[Problem description] Which lines in the data contain the word "favicon"? Please copy each of them.

[Data supplied]
[Start of Attachment]
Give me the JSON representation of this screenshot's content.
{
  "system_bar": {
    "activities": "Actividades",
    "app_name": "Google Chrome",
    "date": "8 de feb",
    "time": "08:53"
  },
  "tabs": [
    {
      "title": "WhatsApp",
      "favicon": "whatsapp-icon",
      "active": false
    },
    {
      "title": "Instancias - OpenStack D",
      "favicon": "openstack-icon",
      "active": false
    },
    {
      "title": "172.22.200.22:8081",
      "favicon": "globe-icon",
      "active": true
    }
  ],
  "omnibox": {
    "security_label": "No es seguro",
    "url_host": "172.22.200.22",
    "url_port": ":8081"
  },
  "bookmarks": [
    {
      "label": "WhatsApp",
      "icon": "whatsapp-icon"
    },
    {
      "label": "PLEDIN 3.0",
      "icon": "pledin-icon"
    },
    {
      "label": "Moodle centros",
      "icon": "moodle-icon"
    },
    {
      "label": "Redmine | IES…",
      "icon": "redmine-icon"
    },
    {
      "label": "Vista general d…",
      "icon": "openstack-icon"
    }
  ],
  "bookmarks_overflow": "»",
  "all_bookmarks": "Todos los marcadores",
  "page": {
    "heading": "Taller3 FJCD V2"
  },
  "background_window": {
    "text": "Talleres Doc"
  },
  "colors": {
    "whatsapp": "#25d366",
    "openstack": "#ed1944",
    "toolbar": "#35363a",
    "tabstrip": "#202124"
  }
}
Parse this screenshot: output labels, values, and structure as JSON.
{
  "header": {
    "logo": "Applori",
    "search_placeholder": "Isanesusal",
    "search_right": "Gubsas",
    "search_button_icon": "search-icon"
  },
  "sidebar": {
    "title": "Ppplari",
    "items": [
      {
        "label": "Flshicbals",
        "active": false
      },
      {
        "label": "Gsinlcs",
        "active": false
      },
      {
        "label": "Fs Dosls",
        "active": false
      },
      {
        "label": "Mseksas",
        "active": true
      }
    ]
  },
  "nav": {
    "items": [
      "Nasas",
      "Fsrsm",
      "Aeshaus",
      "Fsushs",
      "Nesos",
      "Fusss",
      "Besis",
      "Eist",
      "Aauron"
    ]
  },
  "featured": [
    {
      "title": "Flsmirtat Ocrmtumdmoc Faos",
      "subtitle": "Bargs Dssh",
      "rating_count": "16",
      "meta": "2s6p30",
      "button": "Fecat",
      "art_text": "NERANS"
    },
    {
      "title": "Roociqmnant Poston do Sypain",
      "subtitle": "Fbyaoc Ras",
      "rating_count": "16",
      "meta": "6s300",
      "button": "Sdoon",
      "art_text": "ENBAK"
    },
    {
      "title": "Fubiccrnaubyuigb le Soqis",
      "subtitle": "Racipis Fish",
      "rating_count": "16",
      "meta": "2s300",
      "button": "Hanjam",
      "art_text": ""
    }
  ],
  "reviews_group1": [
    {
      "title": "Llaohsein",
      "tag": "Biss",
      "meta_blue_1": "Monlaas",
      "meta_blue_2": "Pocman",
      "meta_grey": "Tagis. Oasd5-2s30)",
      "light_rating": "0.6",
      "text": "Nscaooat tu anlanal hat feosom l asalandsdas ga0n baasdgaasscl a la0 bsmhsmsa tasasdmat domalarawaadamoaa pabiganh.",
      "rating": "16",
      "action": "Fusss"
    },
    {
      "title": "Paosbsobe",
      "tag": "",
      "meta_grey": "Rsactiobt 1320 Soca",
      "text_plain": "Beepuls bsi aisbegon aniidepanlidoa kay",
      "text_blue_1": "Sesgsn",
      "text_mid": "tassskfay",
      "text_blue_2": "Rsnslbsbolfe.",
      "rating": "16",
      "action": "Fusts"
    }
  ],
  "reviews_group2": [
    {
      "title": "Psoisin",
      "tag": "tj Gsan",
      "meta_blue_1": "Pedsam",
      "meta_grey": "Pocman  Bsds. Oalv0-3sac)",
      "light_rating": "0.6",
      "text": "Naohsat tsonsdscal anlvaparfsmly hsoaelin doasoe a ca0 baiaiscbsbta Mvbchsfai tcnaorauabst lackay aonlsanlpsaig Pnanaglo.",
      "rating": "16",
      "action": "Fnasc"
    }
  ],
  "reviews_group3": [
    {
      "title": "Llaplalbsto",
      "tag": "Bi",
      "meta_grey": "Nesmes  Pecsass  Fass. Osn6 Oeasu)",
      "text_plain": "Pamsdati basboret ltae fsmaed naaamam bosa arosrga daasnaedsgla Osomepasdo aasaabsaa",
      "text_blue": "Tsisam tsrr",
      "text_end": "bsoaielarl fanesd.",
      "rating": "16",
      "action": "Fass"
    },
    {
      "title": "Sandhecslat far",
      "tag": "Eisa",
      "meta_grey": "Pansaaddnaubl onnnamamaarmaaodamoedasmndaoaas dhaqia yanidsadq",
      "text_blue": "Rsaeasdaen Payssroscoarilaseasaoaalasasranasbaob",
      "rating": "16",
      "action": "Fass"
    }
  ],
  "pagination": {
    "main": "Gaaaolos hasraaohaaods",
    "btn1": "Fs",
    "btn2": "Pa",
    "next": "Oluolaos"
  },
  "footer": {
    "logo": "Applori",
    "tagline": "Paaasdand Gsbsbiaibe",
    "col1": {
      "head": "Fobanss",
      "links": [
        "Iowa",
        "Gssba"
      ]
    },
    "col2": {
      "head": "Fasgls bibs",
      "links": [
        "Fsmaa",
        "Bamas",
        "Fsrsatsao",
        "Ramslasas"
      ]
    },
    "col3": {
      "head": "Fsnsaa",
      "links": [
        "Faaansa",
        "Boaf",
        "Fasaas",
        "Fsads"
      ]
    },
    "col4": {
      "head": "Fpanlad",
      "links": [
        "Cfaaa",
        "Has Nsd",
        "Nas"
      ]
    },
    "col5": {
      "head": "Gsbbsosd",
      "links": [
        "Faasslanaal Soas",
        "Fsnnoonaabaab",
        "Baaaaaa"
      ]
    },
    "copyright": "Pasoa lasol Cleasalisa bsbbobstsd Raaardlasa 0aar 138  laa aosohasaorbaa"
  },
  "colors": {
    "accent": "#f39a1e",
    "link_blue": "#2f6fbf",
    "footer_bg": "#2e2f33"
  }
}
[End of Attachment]
[Your response]
      "favicon": "whatsapp-icon",
      "favicon": "openstack-icon",
      "favicon": "globe-icon",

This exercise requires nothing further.